The Littlest Co-Workers

Written By: Ben Hixson


March 28, 2020

Millions of people got a promotion this month: the opportunity to work at home…with their kids.

Comedy aside — in the face of a pandemic, many are counting their blessings as they have the chance to work in the safety of their own home. And yet, at the same time, parents are overwhelmed by the demand to manage kids while remaining productive and engaging in that unnecessarily long video conference call (which still could have been an email!)

As always, professionals who also know Jesus as their Rescuer and King have an additional mission: communicating God’s truth and ways, the Gospel and the sanctified life, through their work. But now, that mission expands its targeted audience to include their offspring. Working from home, with kids, is a laboratory for demonstrating the grace-fueled ways of God to our children within our professional callings.

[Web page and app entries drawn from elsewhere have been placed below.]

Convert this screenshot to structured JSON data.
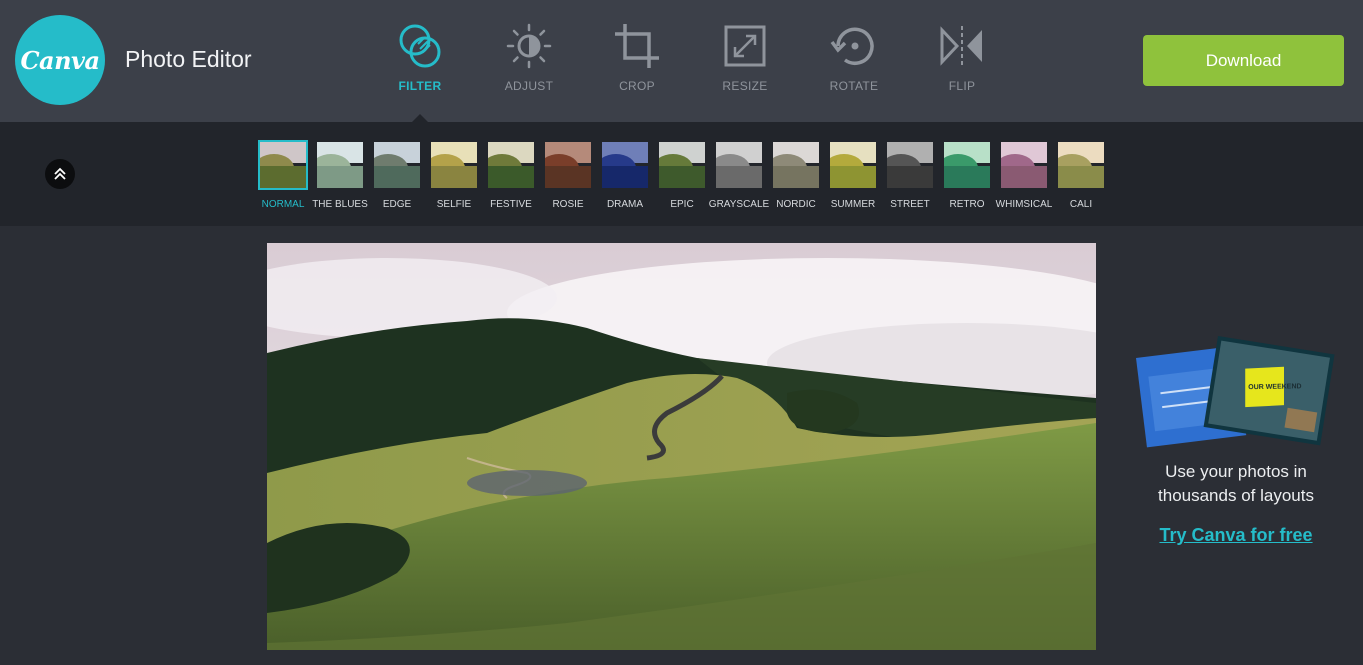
{
  "header": {
    "logo_text": "Canva",
    "title": "Photo Editor",
    "download_label": "Download"
  },
  "tools": [
    {
      "label": "FILTER",
      "icon": "filter-icon",
      "active": true
    },
    {
      "label": "ADJUST",
      "icon": "adjust-icon",
      "active": false
    },
    {
      "label": "CROP",
      "icon": "crop-icon",
      "active": false
    },
    {
      "label": "RESIZE",
      "icon": "resize-icon",
      "active": false
    },
    {
      "label": "ROTATE",
      "icon": "rotate-icon",
      "active": false
    },
    {
      "label": "FLIP",
      "icon": "flip-icon",
      "active": false
    }
  ],
  "filters": [
    {
      "label": "NORMAL",
      "active": true
    },
    {
      "label": "THE BLUES"
    },
    {
      "label": "EDGE"
    },
    {
      "label": "SELFIE"
    },
    {
      "label": "FESTIVE"
    },
    {
      "label": "ROSIE"
    },
    {
      "label": "DRAMA"
    },
    {
      "label": "EPIC"
    },
    {
      "label": "GRAYSCALE"
    },
    {
      "label": "NORDIC"
    },
    {
      "label": "SUMMER"
    },
    {
      "label": "STREET"
    },
    {
      "label": "RETRO"
    },
    {
      "label": "WHIMSICAL"
    },
    {
      "label": "CALI"
    }
  ],
  "promo": {
    "card_text": "OUR WEEKEND",
    "line1": "Use your photos in",
    "line2": "thousands of layouts",
    "link": "Try Canva for free"
  },
  "colors": {
    "accent": "#25bcc9",
    "download": "#8fc23c",
    "header_bg": "#3c4049",
    "body_bg": "#2b2e35"
  }
}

This reality immediately brings to my mind a culture-shaping passage of Scripture where Moses addresses a newly independent nation:

You shall love the Lord your God with all your heart and with all your soul and with all your might. And these words that I command you today shall be on your heart. You shall teach them diligently to your children, and shall talk of them when you sit in your house and when you walk by the way, and when you lie down, and when you rise. –Deuteronomy 6:5

Moses, within God’s empowerment, calls on a nation to teach God’s ways to their children in formal and informal ways. Teaching happened in any and every moment, even “when you sit in your house” (you know, that place we’ve been forbidden to leave for the next…how many days now?).

Believing parents, gifted with the opportunity to work from home, are suddenly more exposed to their children than ever before. In a manner that parallels the challenge Moses gave to a nation, this unanticipated time with our kids can be redeemed, capitalized upon. The way we do our work from home can teach the ways of God to our kids.

The way we do our work from home can teach the ways of God to our kids.

There are innumerable opportunities to teach the ways of God through our work. The sky is the limit, but let’s get the ball rolling:

  • When you’ve asked for focused time, but they keep asking for that next snack, you have a chance to say, “Because I love God, I work hard. I do my best to stay focused, be diligent with my time, and be productive since I’m doing this as if for God’s reputation.” (Colossians 3:23)
  • When they overhear you tell your manager the reason you didn’t pick up the phone earlier, you’re demonstrating, “Because I love God, I’m honest. I use truth when it helps me, as well as when it reflects poorly on my actions.” (Colossians 3:9)
  • When they interrupt your focus with a quarrel or provide a raucous soundtrack to your sales pitch, you’ve got the perfect opportunity to show, “Because I love God, and have experienced the joy of His Gospel, I show patience and grace, even if it may not have been deserved. I am constantly aware of the way I don’t deserve God’s unmerited favor.” (Ephesians 4:1b-2)
  • When co-workers express words, tones, and ideas threatening to fill your family’s minds with hopelessness and fear, you have an incredible moment to reinforce, “Because I love and know God through His gospel, I can live in hope.” (2 Corinthians 4:16)

Don’t get me wrong, working from home is a challenge. But how we work is an opportunity to teach the ways of God to our children like we may have otherwise missed. And they are watching, listening, mimicking, and learning more than we realize.

They are watching, listening, mimicking, and learning more than we realize.

Just this month, my 4-year-old bundle of emotion, opinion, and, yes, joy, plopped down beside me as I was cranking out calls and words-per-minute with gusto. I vaguely noticed the flutter of sounds and colorful explosion of paper that meant she was engaging in arts and crafts with equal fervor. I was thrilled, assuming this meant she wasn’t noticing me and wouldn’t need my attention. Before I knew it, she was crawling up onto my lap, trying to show me the product she had newly stamped off the Pre-K assembly line.

With the kind of beaming pride that betrayed the depth of her desire to be just like her parents, she displayed a self-fabricated ID tag, complete with a retractable clip she’d procured from a long-forgotten toy bin.

She compared it to the ID tag I was wearing out of thoughtless habit and her intention was clear: she, too, was ready for work. Her hand-written name across the top completed the narrative I should have instinctually realized, this image-bearing wonder was being forged and formed by watching me work. Even deeper than an ID badge, she may one day wear faith, identity, habits, ethics, and reactions with their origin in an unforeseen and unprecedented season of watching her parents working at home.

Let’s leverage this season to teach, formally and informally, the grace and joy of the gospel and the wisdom and peace of God’s ways. What if our children’s generation was able discover the wonder of God’s merciful love more deeply than the previous 10 generations combined? And simply because, during a nationwide quarantine, we chose to teach of His grace while we worked in our houses, while we walked down our streets, while we tucked them into bed, and while we stayed home from our morning commutes?